“Sometimes there’s an initial anti-Big Brother reaction, but drivers soon come around, especially when there has been an accident and we can prove instantly it’s not the driver’s fault,” says Sam Footer, head of international business and strategic development at Intelligent Telematics. “We pitch them as independent witnesses, not a spy in the cab,” says Matt Warden, managing director, corporate motor insurance, Towergate Insurance. “They are there to support the driver’s version of events and protect them from poor drivers. We only need the film clip when you need the clip.”
How do the cameras work?
The cameras constantly film what is happening on the road ahead. When the G-force sensor in the camera is triggered by a violent manoeuvre, such as harsh braking, harsh acceleration or a swerve, the camera stores the data from the previous minute leading up to the incident and its aftermath. This is either recorded on an SD card in the camera or on a hard drive in the vehicle that then automatically emails the footage using 3G mobile phone coverage.
Can drivers delete evidence of their own poor driving behaviour?

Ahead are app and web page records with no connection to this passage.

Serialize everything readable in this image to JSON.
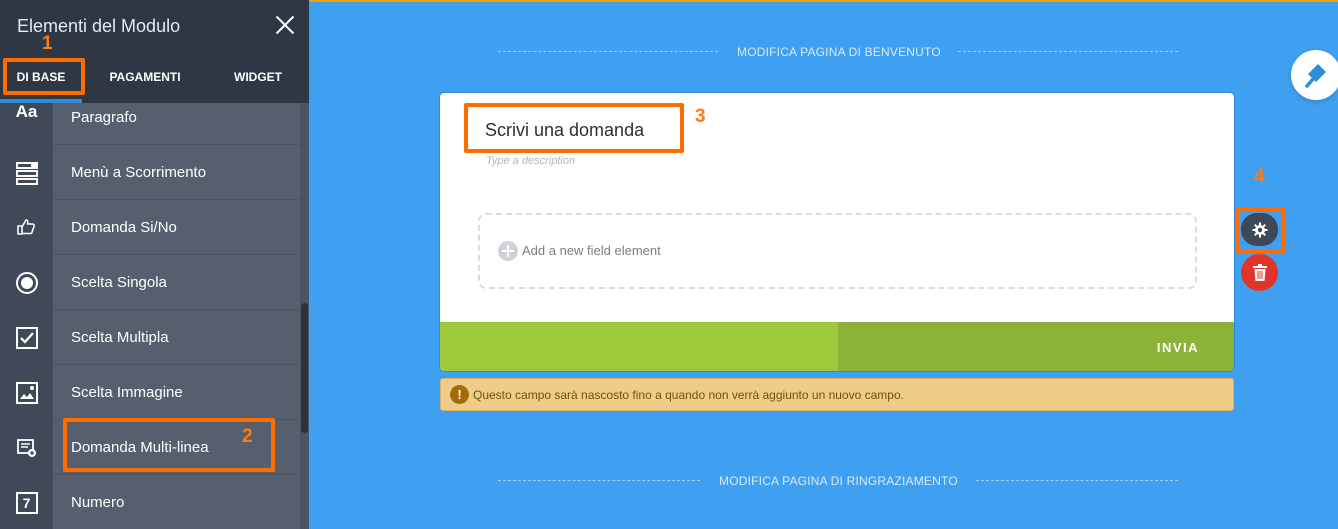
{
  "sidebar": {
    "title": "Elementi del Modulo",
    "tabs": [
      {
        "label": "DI BASE"
      },
      {
        "label": "PAGAMENTI"
      },
      {
        "label": "WIDGET"
      }
    ],
    "items": [
      {
        "label": "Paragrafo",
        "icon": "text-aa-icon"
      },
      {
        "label": "Menù a Scorrimento",
        "icon": "dropdown-icon"
      },
      {
        "label": "Domanda Si/No",
        "icon": "thumbs-icon"
      },
      {
        "label": "Scelta Singola",
        "icon": "radio-icon"
      },
      {
        "label": "Scelta Multipla",
        "icon": "checkbox-icon"
      },
      {
        "label": "Scelta Immagine",
        "icon": "image-choice-icon"
      },
      {
        "label": "Domanda Multi-linea",
        "icon": "multiline-icon"
      },
      {
        "label": "Numero",
        "icon": "number-icon"
      }
    ],
    "aa_glyph": "Aa",
    "number_glyph": "7"
  },
  "annotations": {
    "n1": "1",
    "n2": "2",
    "n3": "3",
    "n4": "4",
    "color": "#ff6d00"
  },
  "main": {
    "welcome_label": "MODIFICA PAGINA DI BENVENUTO",
    "thanks_label": "MODIFICA PAGINA DI RINGRAZIAMENTO",
    "question_title": "Scrivi una domanda",
    "question_description": "Type a description",
    "add_field_text": "Add a new field element",
    "submit_label": "INVIA",
    "warning_icon": "!",
    "warning_text": "Questo campo sarà nascosto fino a quando non verrà aggiunto un nuovo campo."
  },
  "colors": {
    "canvas_bg": "#3f9ff0",
    "sidebar_bg": "#555f6e",
    "header_bg": "#2f3744",
    "submit_green": "#9ec93b",
    "trash_red": "#e2342b",
    "warning_bg": "#efcc88"
  }
}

“The camera is tamper-resistant, hard-wired and secure,” says Mark Berry, international sales director of SmartWitness Vehicle CCTV.
What should I look for in a camera?
“The most important thing to bear in mind when buying a dashboard camera is image quality across a range of conditions,” says consumer body Which?. “If image quality isn’t high enough, you might not be able to use your footage in the case of an accident to prove you’re not to blame. Image quality varies enormously between the best and worst dashboard cameras. And while a good dashboard camera may show number plates and faces clearly – allowing you to prove exactly what happened in the event of a collision – a bad dashboard camera could just show a fuzzy mess.”
SD card or 3G?
Recording video on SD cards is generally cheaper, but when a collision does occur the card needs to be removed from the vehicle and the data uploaded to a computer, which can introduce delays into the system, hampering the control of at-fault claims.
“With a 3G camera a signal is sent within one second of the G-Force sensor being triggered, and the fleet manager can view it within two minutes. Also, SD cameras can fail and the fleet manager does not know the camera has gone down. With our 3G camera a ‘heartbeat’ pings into the camera every six hours to check it’s still working,” says Sam Footer.
“But 3G cameras are reliant on a mobile phone signal, which is getting there but not 100% reliable,” adds Matt Warden.
Crash for cash – how it’s done
Deliberately staging or causing road traffic collisions is costing the British insurance industry £392 million a year, inflating premiums and leaving self-insured fleets wide open to high cost claims.
The scam typically involves a motorist on a main road flashing their lights to invite a driver waiting on a side road to pull out only to broadside the unwitting victim. The scammer subsequently claims that the victim pulled out without checking first.
Alternatively, the scammer brakes suddenly, frequently having disabled his vehicle’s brake lights, making it very difficult for the vehicle behind to avoid colliding. In most rear end shunts, it’s the driver of the vehicle behind who is considered to be at fault.
“Innocent motorists are being targeted on roads by fraudsters motivated by greed. By deliberately causing accidents, fraudsters are gambling with the lives of innocent people,” says David Neave, chairman of the Insurance Fraud Bureau.
In one case, office workers in Cheadle became suspicious at the frequency of accidents on the roundabout below their office.
While the vehicles involved were all different, the driver was the same. He was implicated in 90 accidents over a three-year period leading to insurance claims of more than £2 million, and was jailed for four-and-a-half years for his role as a stooge driver.
Fifty people were convicted as part of the investigation, and three of the ringleaders received prison sentences totalling 13 years.